Goal of the exercise: Pull out every line below holding the word "JSON".

*** Provided data Section Begins ***

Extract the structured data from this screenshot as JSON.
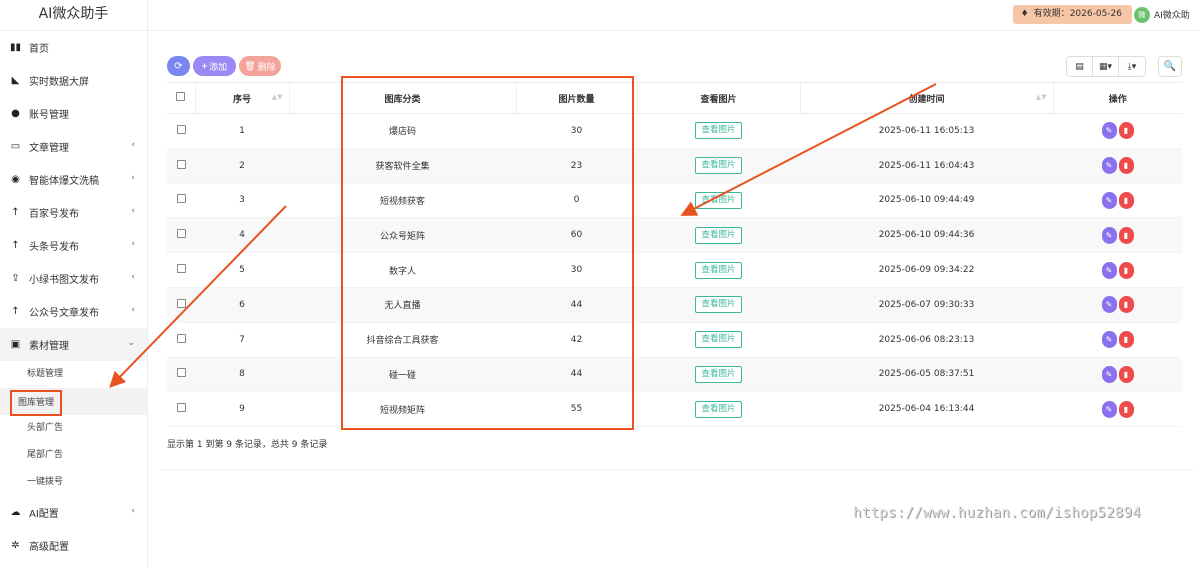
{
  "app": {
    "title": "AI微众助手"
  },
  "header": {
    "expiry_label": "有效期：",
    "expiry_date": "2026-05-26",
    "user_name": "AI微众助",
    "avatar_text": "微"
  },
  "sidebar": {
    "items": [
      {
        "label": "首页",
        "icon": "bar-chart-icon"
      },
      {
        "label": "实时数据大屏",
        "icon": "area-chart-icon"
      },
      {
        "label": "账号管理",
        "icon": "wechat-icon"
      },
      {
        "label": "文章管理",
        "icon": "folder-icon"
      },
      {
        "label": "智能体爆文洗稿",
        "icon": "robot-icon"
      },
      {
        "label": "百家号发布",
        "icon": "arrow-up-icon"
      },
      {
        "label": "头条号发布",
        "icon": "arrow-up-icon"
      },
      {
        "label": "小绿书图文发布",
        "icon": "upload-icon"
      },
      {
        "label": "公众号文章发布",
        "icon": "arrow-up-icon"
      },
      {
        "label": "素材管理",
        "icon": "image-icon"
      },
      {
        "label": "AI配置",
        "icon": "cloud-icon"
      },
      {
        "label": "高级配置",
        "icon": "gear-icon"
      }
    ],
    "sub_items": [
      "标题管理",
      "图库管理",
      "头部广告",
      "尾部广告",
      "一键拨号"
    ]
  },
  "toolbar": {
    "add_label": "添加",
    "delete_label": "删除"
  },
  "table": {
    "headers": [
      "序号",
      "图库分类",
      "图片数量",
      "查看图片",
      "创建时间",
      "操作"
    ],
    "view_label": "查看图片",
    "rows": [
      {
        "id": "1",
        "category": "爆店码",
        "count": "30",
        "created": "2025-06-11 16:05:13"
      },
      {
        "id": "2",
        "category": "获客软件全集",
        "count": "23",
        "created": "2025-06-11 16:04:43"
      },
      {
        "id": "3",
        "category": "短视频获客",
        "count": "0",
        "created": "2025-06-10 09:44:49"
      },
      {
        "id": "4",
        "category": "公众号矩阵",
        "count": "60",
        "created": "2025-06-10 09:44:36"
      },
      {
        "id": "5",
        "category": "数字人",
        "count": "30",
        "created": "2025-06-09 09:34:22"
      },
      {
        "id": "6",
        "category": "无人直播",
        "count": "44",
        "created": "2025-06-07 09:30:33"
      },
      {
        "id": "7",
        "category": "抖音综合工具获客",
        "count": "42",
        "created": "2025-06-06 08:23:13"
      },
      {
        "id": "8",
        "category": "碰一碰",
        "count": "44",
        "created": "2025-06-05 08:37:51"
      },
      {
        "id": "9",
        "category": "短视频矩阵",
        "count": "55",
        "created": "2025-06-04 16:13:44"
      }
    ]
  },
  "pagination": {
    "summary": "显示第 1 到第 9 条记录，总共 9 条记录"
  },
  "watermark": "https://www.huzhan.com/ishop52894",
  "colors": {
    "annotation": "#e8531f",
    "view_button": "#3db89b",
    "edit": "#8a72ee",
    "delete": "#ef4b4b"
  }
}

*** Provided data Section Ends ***
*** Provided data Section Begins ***

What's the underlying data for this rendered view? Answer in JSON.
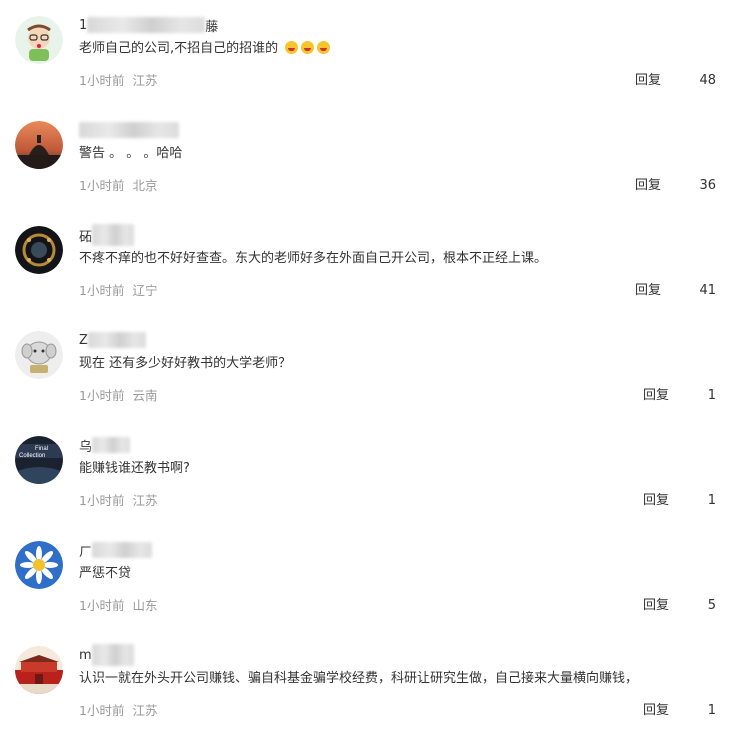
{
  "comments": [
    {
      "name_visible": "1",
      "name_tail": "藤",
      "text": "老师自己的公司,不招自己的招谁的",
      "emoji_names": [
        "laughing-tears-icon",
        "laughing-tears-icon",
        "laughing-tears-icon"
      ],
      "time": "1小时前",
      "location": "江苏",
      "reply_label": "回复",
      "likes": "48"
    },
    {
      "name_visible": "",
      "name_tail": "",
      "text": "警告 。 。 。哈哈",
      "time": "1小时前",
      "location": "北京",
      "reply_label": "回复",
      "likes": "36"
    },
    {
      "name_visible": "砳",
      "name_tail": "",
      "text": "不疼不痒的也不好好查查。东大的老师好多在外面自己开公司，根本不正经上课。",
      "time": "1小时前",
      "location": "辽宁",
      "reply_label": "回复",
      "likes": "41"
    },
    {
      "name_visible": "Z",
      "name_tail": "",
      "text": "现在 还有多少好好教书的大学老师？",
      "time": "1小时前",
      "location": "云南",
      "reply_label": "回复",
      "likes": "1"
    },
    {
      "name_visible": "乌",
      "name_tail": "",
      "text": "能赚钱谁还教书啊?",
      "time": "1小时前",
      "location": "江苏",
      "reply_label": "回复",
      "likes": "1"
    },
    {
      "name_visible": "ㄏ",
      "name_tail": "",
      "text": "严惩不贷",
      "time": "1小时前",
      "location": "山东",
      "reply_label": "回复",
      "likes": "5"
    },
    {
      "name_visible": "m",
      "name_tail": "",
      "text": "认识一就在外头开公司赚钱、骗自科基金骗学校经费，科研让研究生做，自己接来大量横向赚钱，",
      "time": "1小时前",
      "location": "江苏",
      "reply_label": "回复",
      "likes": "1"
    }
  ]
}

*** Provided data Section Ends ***

Completed exercise:
Extract the structured data from this screenshot as JSON.
What's the underlying data for this rendered view? Answer in JSON.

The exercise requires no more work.